“We fear more that any revenge taken by the pirates against foreign nationals could bring more attacks from the foreign navies, perhaps on our villages,” Abdullahi Haji Jama, who owns a clothes store in Harardhere, told The Associated Press by telephone.

The district commissioner of the central Mudug region said talks on freeing Phillips had gone on all day yesterday, with clan elders from his area talking by satellite telephone and through a translator with Americans, but collapsed late last night.

Two other Somalis, one involved in the negotiations and another in contact with the pirates, also said the talks collapsed because of the U.S. insistence that the pirates be arrested and brought to justice.

Phillips’ crew of 19 American sailors reached safe harbor in Kenya’s northeast port of Mombasa last night under guard of U.S. Navy Seals, exhilarated by their freedom but mourning the absence of Phillips.

Crew members said their ordeal had begun with the Somali pirates hauling themselves up from a small boat bobbing on the surface of the Indian Ocean far below.

As the pirates shot in the air, Phillips told his crew to lock themselves in a cabin and surrendered himself to safeguard his men, crew members said.

Phillips was then held hostage in an enclosed lifeboat that was closely watched by U.S. warships and a helicopter in an increasingly tense standoff. On Friday, the French navy freed a sailboat seized off Somalia last week by other pirates, but one of the five hostages was killed.

Phillips jumped out of the lifeboat Friday and tried to swim for his freedom but was recaptured when a pirate fired an automatic weapon at or near him, according to U.S. Defense Department officials speaking on condition of anonymity because they are not authorized to talk about the unfolding operations.

Early yesterday, the pirates holding Phillips in the lifeboat fired a few shots at a small U.S. Navy vessel that had approached, a U.S. military official said on condition of anonymity because he was not authorized to discuss the matter publicly.

The official said the U.S. sailors did not return fire, the Navy vessel turned away and no one was hurt. He said the vessel had not been attempting a rescue. The pirates are believed armed with pistols and AK-47 assault rifles.

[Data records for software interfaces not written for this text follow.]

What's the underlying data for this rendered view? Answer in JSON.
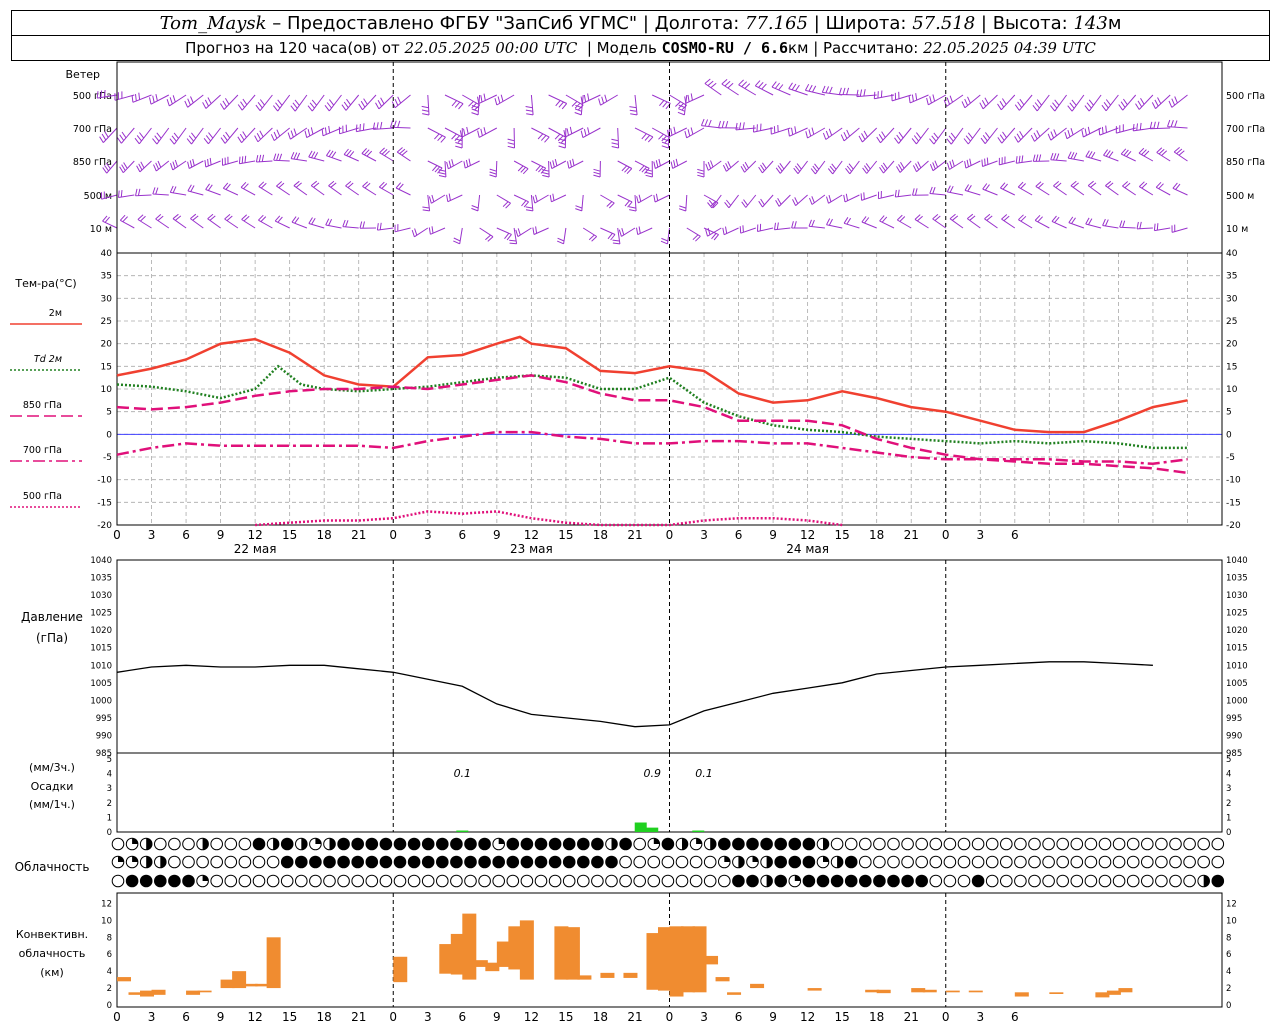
{
  "header": {
    "station": "Tom_Maysk",
    "provider": " – Предоставлено ФГБУ \"ЗапСиб УГМС\" | ",
    "lon_label": "Долгота: ",
    "lon": "77.165",
    "lat_label": " | Широта: ",
    "lat": "57.518",
    "alt_label": " | Высота: ",
    "alt": "143",
    "alt_unit": "м",
    "forecast_prefix": "Прогноз на 120 часа(ов) от ",
    "forecast_time": "22.05.2025 00:00 UTC",
    "model_label": "  | Модель ",
    "model": "COSMO-RU / 6.6",
    "model_unit": "км | Рассчитано: ",
    "calc_time": "22.05.2025 04:39 UTC"
  },
  "time_axis": {
    "hour_ticks": [
      "0",
      "3",
      "6",
      "9",
      "12",
      "15",
      "18",
      "21",
      "0",
      "3",
      "6",
      "9",
      "12",
      "15",
      "18",
      "21",
      "0",
      "3",
      "6",
      "9",
      "12",
      "15",
      "18",
      "21",
      "0",
      "3",
      "6"
    ],
    "day_labels": [
      "22 мая",
      "23 мая",
      "24 мая"
    ]
  },
  "wind_panel": {
    "title": "Ветер",
    "levels": [
      "500 гПа",
      "700 гПа",
      "850 гПа",
      "500 м",
      "10 м"
    ],
    "color": "#9932CC"
  },
  "chart_data": [
    {
      "type": "line",
      "title": "Тем-ра(°C)",
      "x_unit": "hours from 22.05.2025 00 UTC",
      "ylim": [
        -20,
        40
      ],
      "yticks": [
        40,
        35,
        30,
        25,
        20,
        15,
        10,
        5,
        0,
        -5,
        -10,
        -15,
        -20
      ],
      "legend": [
        {
          "name": "2м",
          "color": "#F04030",
          "style": "solid"
        },
        {
          "name": "Td 2м",
          "color": "#208020",
          "style": "dotted"
        },
        {
          "name": "850 гПа",
          "color": "#E0107A",
          "style": "dashed"
        },
        {
          "name": "700 гПа",
          "color": "#E0107A",
          "style": "dashdot"
        },
        {
          "name": "500 гПа",
          "color": "#E0107A",
          "style": "dotted"
        }
      ],
      "series": [
        {
          "name": "2м",
          "points": [
            [
              0,
              13
            ],
            [
              3,
              14.5
            ],
            [
              6,
              16.5
            ],
            [
              9,
              20
            ],
            [
              12,
              21
            ],
            [
              15,
              18
            ],
            [
              18,
              13
            ],
            [
              21,
              11
            ],
            [
              24,
              10.5
            ],
            [
              27,
              17
            ],
            [
              30,
              17.5
            ],
            [
              33,
              20
            ],
            [
              35,
              21.5
            ],
            [
              36,
              20
            ],
            [
              39,
              19
            ],
            [
              42,
              14
            ],
            [
              45,
              13.5
            ],
            [
              48,
              15
            ],
            [
              51,
              14
            ],
            [
              54,
              9
            ],
            [
              57,
              7
            ],
            [
              60,
              7.5
            ],
            [
              63,
              9.5
            ],
            [
              66,
              8
            ],
            [
              69,
              6
            ],
            [
              72,
              5
            ],
            [
              75,
              3
            ],
            [
              78,
              1
            ],
            [
              81,
              0.5
            ],
            [
              84,
              0.5
            ],
            [
              87,
              3
            ],
            [
              90,
              6
            ],
            [
              93,
              7.5
            ]
          ]
        },
        {
          "name": "Td 2м",
          "points": [
            [
              0,
              11
            ],
            [
              3,
              10.5
            ],
            [
              6,
              9.5
            ],
            [
              9,
              8
            ],
            [
              12,
              10
            ],
            [
              14,
              15
            ],
            [
              16,
              11
            ],
            [
              18,
              10
            ],
            [
              21,
              9.5
            ],
            [
              24,
              10
            ],
            [
              27,
              10.5
            ],
            [
              30,
              11.5
            ],
            [
              33,
              12.5
            ],
            [
              36,
              13
            ],
            [
              39,
              12.5
            ],
            [
              42,
              10
            ],
            [
              45,
              10
            ],
            [
              48,
              12.5
            ],
            [
              51,
              7
            ],
            [
              54,
              4
            ],
            [
              57,
              2
            ],
            [
              60,
              1
            ],
            [
              63,
              0.5
            ],
            [
              66,
              -0.5
            ],
            [
              69,
              -1
            ],
            [
              72,
              -1.5
            ],
            [
              75,
              -2
            ],
            [
              78,
              -1.5
            ],
            [
              81,
              -2
            ],
            [
              84,
              -1.5
            ],
            [
              87,
              -2
            ],
            [
              90,
              -3
            ],
            [
              93,
              -3
            ]
          ]
        },
        {
          "name": "850 гПа",
          "points": [
            [
              0,
              6
            ],
            [
              3,
              5.5
            ],
            [
              6,
              6
            ],
            [
              9,
              7
            ],
            [
              12,
              8.5
            ],
            [
              15,
              9.5
            ],
            [
              18,
              10
            ],
            [
              21,
              10
            ],
            [
              24,
              10.5
            ],
            [
              27,
              10
            ],
            [
              30,
              11
            ],
            [
              33,
              12
            ],
            [
              36,
              13
            ],
            [
              39,
              11.5
            ],
            [
              42,
              9
            ],
            [
              45,
              7.5
            ],
            [
              48,
              7.5
            ],
            [
              51,
              6
            ],
            [
              54,
              3
            ],
            [
              57,
              3
            ],
            [
              60,
              3
            ],
            [
              63,
              2
            ],
            [
              66,
              -1
            ],
            [
              69,
              -3
            ],
            [
              72,
              -4.5
            ],
            [
              75,
              -5.5
            ],
            [
              78,
              -6
            ],
            [
              81,
              -6.5
            ],
            [
              84,
              -6.5
            ],
            [
              87,
              -7
            ],
            [
              90,
              -7.5
            ],
            [
              93,
              -8.5
            ]
          ]
        },
        {
          "name": "700 гПа",
          "points": [
            [
              0,
              -4.5
            ],
            [
              3,
              -3
            ],
            [
              6,
              -2
            ],
            [
              9,
              -2.5
            ],
            [
              12,
              -2.5
            ],
            [
              15,
              -2.5
            ],
            [
              18,
              -2.5
            ],
            [
              21,
              -2.5
            ],
            [
              24,
              -3
            ],
            [
              27,
              -1.5
            ],
            [
              30,
              -0.5
            ],
            [
              33,
              0.5
            ],
            [
              36,
              0.5
            ],
            [
              39,
              -0.5
            ],
            [
              42,
              -1
            ],
            [
              45,
              -2
            ],
            [
              48,
              -2
            ],
            [
              51,
              -1.5
            ],
            [
              54,
              -1.5
            ],
            [
              57,
              -2
            ],
            [
              60,
              -2
            ],
            [
              63,
              -3
            ],
            [
              66,
              -4
            ],
            [
              69,
              -5
            ],
            [
              72,
              -5.5
            ],
            [
              75,
              -5.5
            ],
            [
              78,
              -5.5
            ],
            [
              81,
              -5.5
            ],
            [
              84,
              -6
            ],
            [
              87,
              -6
            ],
            [
              90,
              -6.5
            ],
            [
              93,
              -5.5
            ]
          ]
        },
        {
          "name": "500 гПа",
          "points": [
            [
              12,
              -20
            ],
            [
              15,
              -19.5
            ],
            [
              18,
              -19
            ],
            [
              21,
              -19
            ],
            [
              24,
              -18.5
            ],
            [
              27,
              -17
            ],
            [
              30,
              -17.5
            ],
            [
              33,
              -17
            ],
            [
              36,
              -18.5
            ],
            [
              39,
              -19.5
            ],
            [
              42,
              -20
            ],
            [
              45,
              -20
            ],
            [
              48,
              -20
            ],
            [
              51,
              -19
            ],
            [
              54,
              -18.5
            ],
            [
              57,
              -18.5
            ],
            [
              60,
              -19
            ],
            [
              63,
              -20
            ]
          ]
        }
      ]
    },
    {
      "type": "line",
      "title": "Давление (гПа)",
      "ylim": [
        985,
        1040
      ],
      "yticks": [
        1040,
        1035,
        1030,
        1025,
        1020,
        1015,
        1010,
        1005,
        1000,
        995,
        990,
        985
      ],
      "series": [
        {
          "name": "Давление",
          "color": "#000000",
          "points": [
            [
              0,
              1008
            ],
            [
              3,
              1009.5
            ],
            [
              6,
              1010
            ],
            [
              9,
              1009.5
            ],
            [
              12,
              1009.5
            ],
            [
              15,
              1010
            ],
            [
              18,
              1010
            ],
            [
              21,
              1009
            ],
            [
              24,
              1008
            ],
            [
              27,
              1006
            ],
            [
              30,
              1004
            ],
            [
              33,
              999
            ],
            [
              36,
              996
            ],
            [
              39,
              995
            ],
            [
              42,
              994
            ],
            [
              45,
              992.5
            ],
            [
              48,
              993
            ],
            [
              51,
              997
            ],
            [
              54,
              999.5
            ],
            [
              57,
              1002
            ],
            [
              60,
              1003.5
            ],
            [
              63,
              1005
            ],
            [
              66,
              1007.5
            ],
            [
              69,
              1008.5
            ],
            [
              72,
              1009.5
            ],
            [
              75,
              1010
            ],
            [
              78,
              1010.5
            ],
            [
              81,
              1011
            ],
            [
              84,
              1011
            ],
            [
              87,
              1010.5
            ],
            [
              90,
              1010
            ]
          ]
        }
      ]
    },
    {
      "type": "bar",
      "title": "Осадки (мм/3ч.) (мм/1ч.)",
      "ylim": [
        0,
        5
      ],
      "yticks": [
        5,
        4,
        3,
        2,
        1,
        0
      ],
      "annotations": [
        {
          "x": 30,
          "text": "0.1"
        },
        {
          "x": 46.5,
          "text": "0.9"
        },
        {
          "x": 51,
          "text": "0.1"
        }
      ],
      "bars": [
        {
          "x": 30,
          "value": 0.1,
          "color": "#20D020"
        },
        {
          "x": 45.5,
          "value": 0.65,
          "color": "#20D020"
        },
        {
          "x": 46.5,
          "value": 0.3,
          "color": "#20D020"
        },
        {
          "x": 50.5,
          "value": 0.1,
          "color": "#20D020"
        }
      ]
    },
    {
      "type": "bar",
      "title": "Конвективн. облачность (км)",
      "ylim": [
        0,
        13
      ],
      "yticks": [
        12,
        10,
        8,
        6,
        4,
        2,
        0
      ],
      "color": "#F08C30",
      "bars": [
        [
          0,
          2.8,
          3.3
        ],
        [
          1,
          1.2,
          1.5
        ],
        [
          2,
          1,
          1.7
        ],
        [
          3,
          1.2,
          1.8
        ],
        [
          6,
          1.2,
          1.7
        ],
        [
          7,
          1.5,
          1.7
        ],
        [
          9,
          2,
          3
        ],
        [
          10,
          2,
          4
        ],
        [
          11,
          2.2,
          2.5
        ],
        [
          12,
          2.2,
          2.5
        ],
        [
          13,
          2,
          8
        ],
        [
          24,
          2.7,
          5.7
        ],
        [
          28,
          3.7,
          7.2
        ],
        [
          29,
          3.6,
          8.4
        ],
        [
          30,
          3,
          10.8
        ],
        [
          31,
          4.5,
          5.3
        ],
        [
          32,
          4,
          5
        ],
        [
          33,
          4.5,
          7.5
        ],
        [
          34,
          4.2,
          9.3
        ],
        [
          35,
          3,
          10
        ],
        [
          38,
          3,
          9.3
        ],
        [
          39,
          3,
          9.2
        ],
        [
          40,
          3,
          3.5
        ],
        [
          42,
          3.2,
          3.8
        ],
        [
          44,
          3.2,
          3.8
        ],
        [
          46,
          1.8,
          2.2
        ],
        [
          46,
          2,
          8.5
        ],
        [
          47,
          1.7,
          9.2
        ],
        [
          48,
          1,
          9.3
        ],
        [
          49,
          1.5,
          9.3
        ],
        [
          50,
          1.5,
          9.3
        ],
        [
          51,
          4.8,
          5.8
        ],
        [
          52,
          2.8,
          3.3
        ],
        [
          53,
          1.2,
          1.5
        ],
        [
          55,
          2,
          2.5
        ],
        [
          60,
          1.7,
          2
        ],
        [
          65,
          1.5,
          1.8
        ],
        [
          66,
          1.4,
          1.8
        ],
        [
          69,
          1.5,
          2
        ],
        [
          70,
          1.5,
          1.8
        ],
        [
          72,
          1.5,
          1.7
        ],
        [
          74,
          1.5,
          1.7
        ],
        [
          78,
          1,
          1.5
        ],
        [
          81,
          1.3,
          1.5
        ],
        [
          85,
          0.9,
          1.5
        ],
        [
          86,
          1.2,
          1.7
        ],
        [
          87,
          1.5,
          2
        ]
      ]
    }
  ],
  "cloud_panel": {
    "title": "Облачность",
    "rows": [
      "eqheeeheeefhfhqhfffffffffffqfffffffhfeqfhqhfffffffheeeeeeeeeeeeeeeeeeeeeeeeeeeeee",
      "qqhheeeeeeeeffffffffffffffffffffffffeeeeeeeqhqhfffqhfeeeeeeeeeeeeeeeeeeeeeeeeeeee",
      "efffffqeeeeeeeeeeeeeeeeeeeeeeeeeeeeeeeeeeeeeffhfqfffffffffeeefeeeeeeeeeeeeeeehfffff"
    ]
  },
  "panel_labels": {
    "temp": "Тем-ра(°C)",
    "pressure": "Давление",
    "pressure_unit": "(гПа)",
    "precip1": "(мм/3ч.)",
    "precip2": "Осадки",
    "precip3": "(мм/1ч.)",
    "cloud": "Облачность",
    "conv1": "Конвективн.",
    "conv2": "облачность",
    "conv3": "(км)"
  }
}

Pirates are holding about a dozen ships with more than 200 crew members, according to the Malaysia-based piracy watchdog International Maritime Bureau.

{AP, News Agencies/Matzav.com Newscenter}